Figure 4: Calpain–calpastatin proteolytic system. A schematic diagram illustrating the Ca^2+-induced activation of calpain and its inhibition by calpastatin. DIII has a fundamental role in relaying the Ca^2+-induced structural changes (red dotted arrows) from the peripheral domains to the catalytically competent yet labile protease core.
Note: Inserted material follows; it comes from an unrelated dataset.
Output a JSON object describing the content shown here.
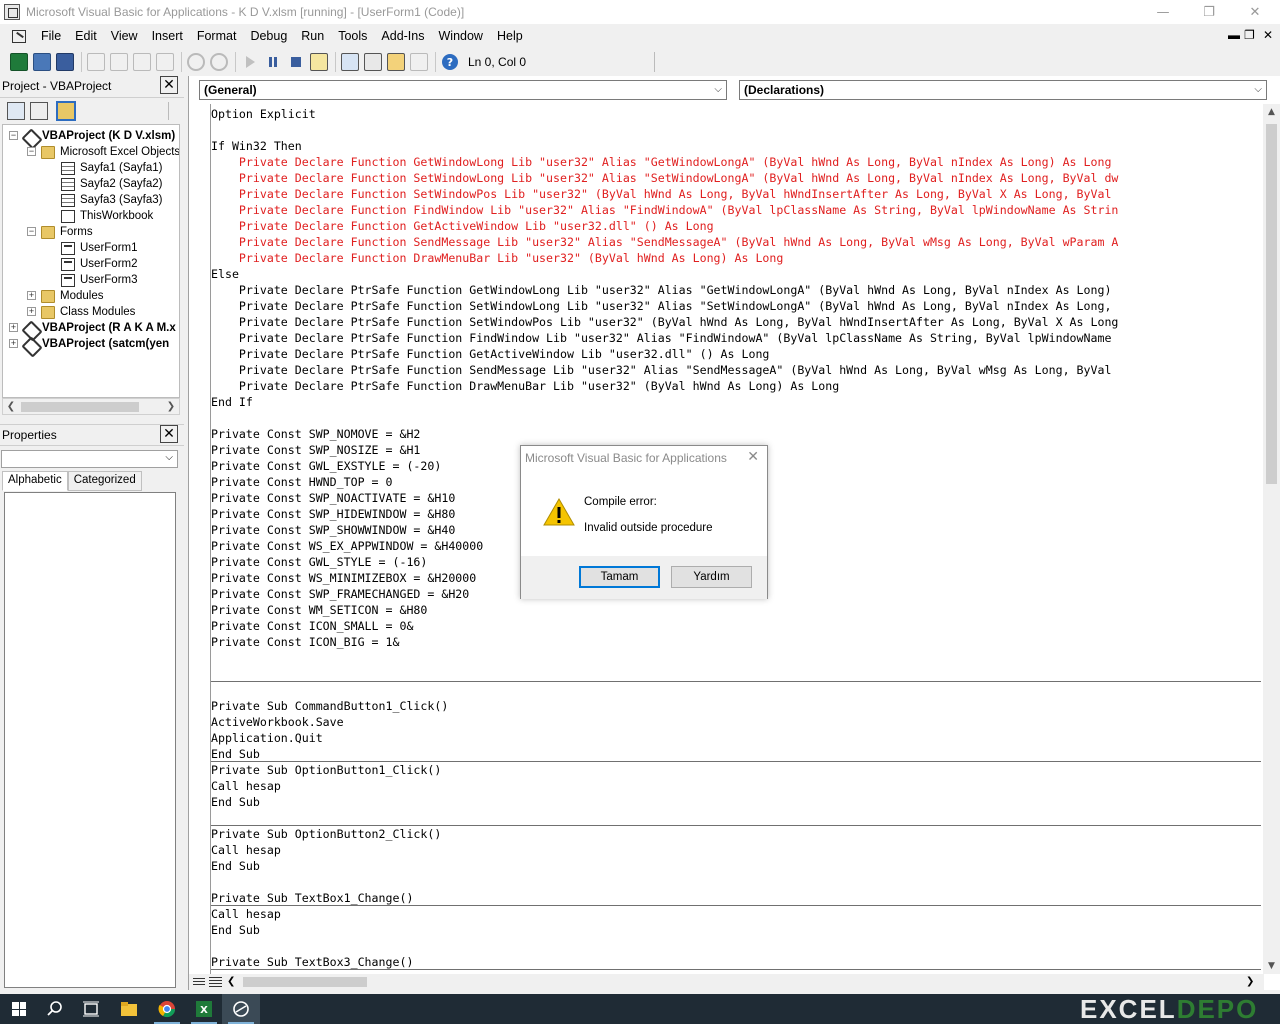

Concerted binding of the intrinsically unstructured protein (IUP) calpastatin to peripheral domains and the active site of calpain results in low-nanomolar inhibition.
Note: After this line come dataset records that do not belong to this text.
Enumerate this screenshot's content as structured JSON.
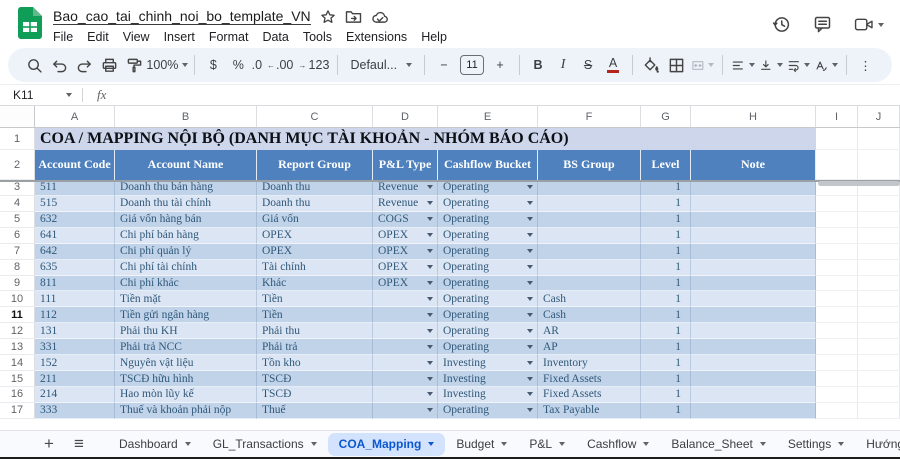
{
  "topbar": {
    "title": "Bao_cao_tai_chinh_noi_bo_template_VN",
    "menus": [
      "File",
      "Edit",
      "View",
      "Insert",
      "Format",
      "Data",
      "Tools",
      "Extensions",
      "Help"
    ]
  },
  "toolbar": {
    "zoom_value": "100%",
    "font_name": "Defaul...",
    "font_size": "11",
    "glyphs": {
      "currency": "$",
      "percent": "%",
      "decrease_decimals": ".0",
      "increase_decimals": ".00",
      "more_formats": "123",
      "bold": "B",
      "italic": "I",
      "strikethrough": "S",
      "text_color": "A",
      "minus": "−",
      "plus": "+",
      "more": "⋮"
    }
  },
  "formula_bar": {
    "cell_reference": "K11",
    "fx_label": "fx"
  },
  "sheet": {
    "column_letters": [
      "A",
      "B",
      "C",
      "D",
      "E",
      "F",
      "G",
      "H",
      "I",
      "J"
    ],
    "title_row": {
      "number": "1",
      "text": "COA / MAPPING NỘI BỘ (DANH MỤC TÀI KHOẢN - NHÓM BÁO CÁO)"
    },
    "header_row": {
      "number": "2",
      "headers": [
        "Account Code",
        "Account Name",
        "Report Group",
        "P&L Type",
        "Cashflow Bucket",
        "BS Group",
        "Level",
        "Note"
      ]
    },
    "active_row": "11",
    "rows": [
      {
        "n": "3",
        "code": "511",
        "name": "Doanh thu bán hàng",
        "report_group": "Doanh thu",
        "pl_type": "Revenue",
        "cashflow": "Operating",
        "bs_group": "",
        "level": "1",
        "note": ""
      },
      {
        "n": "4",
        "code": "515",
        "name": "Doanh thu tài chính",
        "report_group": "Doanh thu",
        "pl_type": "Revenue",
        "cashflow": "Operating",
        "bs_group": "",
        "level": "1",
        "note": ""
      },
      {
        "n": "5",
        "code": "632",
        "name": "Giá vốn hàng bán",
        "report_group": "Giá vốn",
        "pl_type": "COGS",
        "cashflow": "Operating",
        "bs_group": "",
        "level": "1",
        "note": ""
      },
      {
        "n": "6",
        "code": "641",
        "name": "Chi phí bán hàng",
        "report_group": "OPEX",
        "pl_type": "OPEX",
        "cashflow": "Operating",
        "bs_group": "",
        "level": "1",
        "note": ""
      },
      {
        "n": "7",
        "code": "642",
        "name": "Chi phí quản lý",
        "report_group": "OPEX",
        "pl_type": "OPEX",
        "cashflow": "Operating",
        "bs_group": "",
        "level": "1",
        "note": ""
      },
      {
        "n": "8",
        "code": "635",
        "name": "Chi phí tài chính",
        "report_group": "Tài chính",
        "pl_type": "OPEX",
        "cashflow": "Operating",
        "bs_group": "",
        "level": "1",
        "note": ""
      },
      {
        "n": "9",
        "code": "811",
        "name": "Chi phí khác",
        "report_group": "Khác",
        "pl_type": "OPEX",
        "cashflow": "Operating",
        "bs_group": "",
        "level": "1",
        "note": ""
      },
      {
        "n": "10",
        "code": "111",
        "name": "Tiền mặt",
        "report_group": "Tiền",
        "pl_type": "",
        "cashflow": "Operating",
        "bs_group": "Cash",
        "level": "1",
        "note": ""
      },
      {
        "n": "11",
        "code": "112",
        "name": "Tiền gửi ngân hàng",
        "report_group": "Tiền",
        "pl_type": "",
        "cashflow": "Operating",
        "bs_group": "Cash",
        "level": "1",
        "note": ""
      },
      {
        "n": "12",
        "code": "131",
        "name": "Phải thu KH",
        "report_group": "Phải thu",
        "pl_type": "",
        "cashflow": "Operating",
        "bs_group": "AR",
        "level": "1",
        "note": ""
      },
      {
        "n": "13",
        "code": "331",
        "name": "Phải trả NCC",
        "report_group": "Phải trả",
        "pl_type": "",
        "cashflow": "Operating",
        "bs_group": "AP",
        "level": "1",
        "note": ""
      },
      {
        "n": "14",
        "code": "152",
        "name": "Nguyên vật liệu",
        "report_group": "Tồn kho",
        "pl_type": "",
        "cashflow": "Investing",
        "bs_group": "Inventory",
        "level": "1",
        "note": ""
      },
      {
        "n": "15",
        "code": "211",
        "name": "TSCĐ hữu hình",
        "report_group": "TSCĐ",
        "pl_type": "",
        "cashflow": "Investing",
        "bs_group": "Fixed Assets",
        "level": "1",
        "note": ""
      },
      {
        "n": "16",
        "code": "214",
        "name": "Hao mòn lũy kế",
        "report_group": "TSCĐ",
        "pl_type": "",
        "cashflow": "Investing",
        "bs_group": "Fixed Assets",
        "level": "1",
        "note": ""
      },
      {
        "n": "17",
        "code": "333",
        "name": "Thuế và khoản phải nộp",
        "report_group": "Thuế",
        "pl_type": "",
        "cashflow": "Operating",
        "bs_group": "Tax Payable",
        "level": "1",
        "note": ""
      }
    ]
  },
  "sheetbar": {
    "add_label": "+",
    "all_sheets_label": "≡",
    "tabs": [
      "Dashboard",
      "GL_Transactions",
      "COA_Mapping",
      "Budget",
      "P&L",
      "Cashflow",
      "Balance_Sheet",
      "Settings",
      "Hướng"
    ],
    "active_tab": "COA_Mapping"
  },
  "colors": {
    "header_bg": "#4e81bd",
    "band_dark": "#c0d3e9",
    "band_light": "#dbe5f3",
    "title_bg": "#cdd6eb",
    "data_text": "#30587a",
    "active_tab_bg": "#d3e3fd",
    "active_tab_text": "#0b57d0",
    "logo_green": "#0f9d58"
  }
}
  The above figures are reprinted by permission from Macmillan Publishers Ltd: Nature (2008, 456, 404-408) copyright 2008.  
  Figures were selected by an automated process.  
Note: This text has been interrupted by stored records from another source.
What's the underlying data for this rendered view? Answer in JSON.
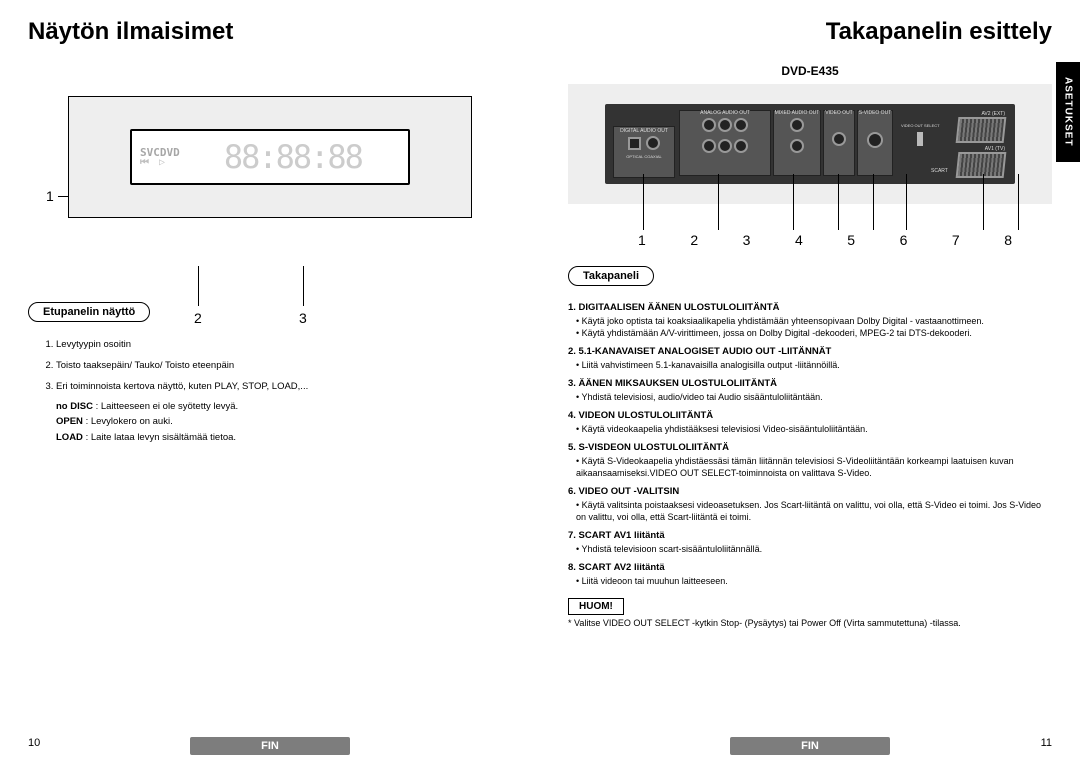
{
  "left": {
    "title": "Näytön ilmaisimet",
    "callout1": "1",
    "callout2": "2",
    "callout3": "3",
    "lcd_disc_row1": "SVCDVD",
    "lcd_disc_row2": "⏮ ▷",
    "subheading": "Etupanelin näyttö",
    "items": [
      {
        "text": "Levytyypin osoitin"
      },
      {
        "text": "Toisto taaksepäin/ Tauko/ Toisto eteenpäin"
      },
      {
        "text": "Eri toiminnoista kertova näyttö, kuten PLAY, STOP, LOAD,..."
      }
    ],
    "sub": [
      {
        "b": "no DISC",
        "t": ": Laitteeseen ei ole syötetty levyä."
      },
      {
        "b": "OPEN",
        "t": ": Levylokero on auki."
      },
      {
        "b": "LOAD",
        "t": ": Laite lataa levyn sisältämää tietoa."
      }
    ],
    "page": "10",
    "lang": "FIN"
  },
  "right": {
    "title": "Takapanelin esittely",
    "sidetab": "ASETUKSET",
    "model": "DVD-E435",
    "panel_labels": {
      "digital_audio_out": "DIGITAL AUDIO OUT",
      "analog_audio_out": "ANALOG AUDIO OUT",
      "mixed_audio_out": "MIXED AUDIO OUT",
      "video_out": "VIDEO OUT",
      "svideo_out": "S-VIDEO OUT",
      "optical": "OPTICAL",
      "coaxial": "COAXIAL",
      "video_out_select": "VIDEO OUT SELECT",
      "scart": "SCART",
      "av2": "AV2 (EXT)",
      "av1": "AV1 (TV)"
    },
    "callouts": [
      "1",
      "2",
      "3",
      "4",
      "5",
      "6",
      "7",
      "8"
    ],
    "subheading": "Takapaneli",
    "items": [
      {
        "title": "1. DIGITAALISEN ÄÄNEN ULOSTULOLIITÄNTÄ",
        "descs": [
          "Käytä joko optista tai koaksiaalikapelia yhdistämään yhteensopivaan Dolby Digital - vastaanottimeen.",
          "Käytä yhdistämään A/V-virittimeen, jossa on Dolby Digital -dekooderi, MPEG-2 tai DTS-dekooderi."
        ]
      },
      {
        "title": "2. 5.1-KANAVAISET ANALOGISET AUDIO OUT -LIITÄNNÄT",
        "descs": [
          "Liitä vahvistimeen 5.1-kanavaisilla analogisilla output -liitännöillä."
        ]
      },
      {
        "title": "3. ÄÄNEN MIKSAUKSEN ULOSTULOLIITÄNTÄ",
        "descs": [
          "Yhdistä televisiosi, audio/video tai Audio sisääntuloliitäntään."
        ]
      },
      {
        "title": "4. VIDEON ULOSTULOLIITÄNTÄ",
        "descs": [
          "Käytä videokaapelia yhdistääksesi televisiosi Video-sisääntuloliitäntään."
        ]
      },
      {
        "title": "5. S-VISDEON ULOSTULOLIITÄNTÄ",
        "descs": [
          "Käytä S-Videokaapelia yhdistäessäsi tämän liitännän televisiosi S-Videoliitäntään korkeampi laatuisen kuvan aikaansaamiseksi.VIDEO OUT SELECT-toiminnoista on valittava S-Video."
        ]
      },
      {
        "title": "6. VIDEO OUT -VALITSIN",
        "descs": [
          "Käytä valitsinta poistaaksesi videoasetuksen. Jos Scart-liitäntä on valittu, voi olla, että S-Video ei toimi. Jos S-Video on valittu, voi olla, että Scart-liitäntä ei toimi."
        ]
      },
      {
        "title": "7. SCART AV1 liitäntä",
        "descs": [
          "Yhdistä televisioon scart-sisääntuloliitännällä."
        ]
      },
      {
        "title": "8. SCART AV2 liitäntä",
        "descs": [
          "Liitä videoon tai muuhun laitteeseen."
        ]
      }
    ],
    "note_label": "HUOM!",
    "note_text": "Valitse VIDEO OUT SELECT -kytkin Stop- (Pysäytys) tai Power Off (Virta sammutettuna) -tilassa.",
    "page": "11",
    "lang": "FIN"
  }
}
Literature references that cite this PDB file's key reference

  PubMed id Reference
21508973 S.J.Storr, N.O.Carragher, M.C.Frame, T.Parr, and S.G.Martin (2011).
The calpain system and cancer.
  Nat Rev Cancer, 11, 364-374.  
20694146 Morrée, D.Lutje Hulsik, A.Impagliazzo, H.H.van Haagen, Galan, A.van Remoortere, P.A.'t Hoen, G.B.van Ommen, R.R.Frants, and S.M.van der Maarel (2010).
Calpain 3 is a rapid-action, unidirectional proteolytic switch central to muscle remodeling.
  PLoS One, 5, e11940.  
21053238 C.J.Farady, and C.S.Craik (2010).
Mechanisms of macromolecular protease inhibitors.
  Chembiochem, 11, 2341-2346.  
21030783 H.Sorimachi, S.Hata, and Y.Ono (2010).
Expanding members and roles of the calpain superfamily and their genetically modified animals.
  Exp Anim, 59, 549-566.  
21209906 J.L.Fuentes, M.S.Strayer, and A.G.Matera (2010).
Molecular determinants of survival motor neuron (SMN) protein cleavage by the calcium-activated protease, calpain.
  PLoS One, 5, e15769.  
20233039 M.Montal (2010).
Botulinum neurotoxin: a marvel of protein design.
  Annu Rev Biochem, 79, 591-617.  
20849418 Y.Osako, Y.Maemoto, R.Tanaka, H.Suzuki, H.Shibata, and M.Maki (2010).
Autolytic activity of human calpain 7 is enhanced by ESCRT-III-related protein IST1 through MIT-MIM interaction.
  FEBS J, 277, 4412-4426.  
20007729 Z.Dosztányi, B.Mészáros, and I.Simon (2010).
Bioinformatical approaches to characterize intrinsically disordered/unstructured proteins.
  Brief Bioinform, 11, 225-243.  
19378261 O.Toke, Z.Bánóczi, G.Tárkányi, P.Friedrich, and F.Hudecz (2009).
Folding transitions in calpain activator peptides studied by solution NMR spectroscopy.
  J Pept Sci, 15, 404-410.  
19342550 R.Chandramohanadas, P.H.Davis, D.P.Beiting, M.B.Harbut, C.Darling, G.Velmourougane, M.Y.Lee, P.A.Greer, D.S.Roos, and D.C.Greenbaum (2009).
Apicomplexan parasites co-opt host calpains to facilitate their escape from infected cells.
  Science, 324, 794-797.  
19285946 S.A.Woodcock, C.Rooney, M.Liontos, Y.Connolly, V.Zoumpourlis, A.D.Whetton, V.G.Gorgoulis, and A.Malliri (2009).
SRC-induced disassembly of adherens junctions requires localized phosphorylation and degradation of the rac activator tiam1.
  Mol Cell, 33, 639-653.  
19020611 R.L.Mellgren (2008).
Structural biology: Enzyme knocked for a loop.
  Nature, 456, 337-338.  
The most recent references are shown first. Citation data come partly from CiteXplore and partly from an automated harvesting procedure. Note that this is likely to be only a partial list as not all journals are covered by either method. However, we are continually building up the citation data so more and more references will be included with time.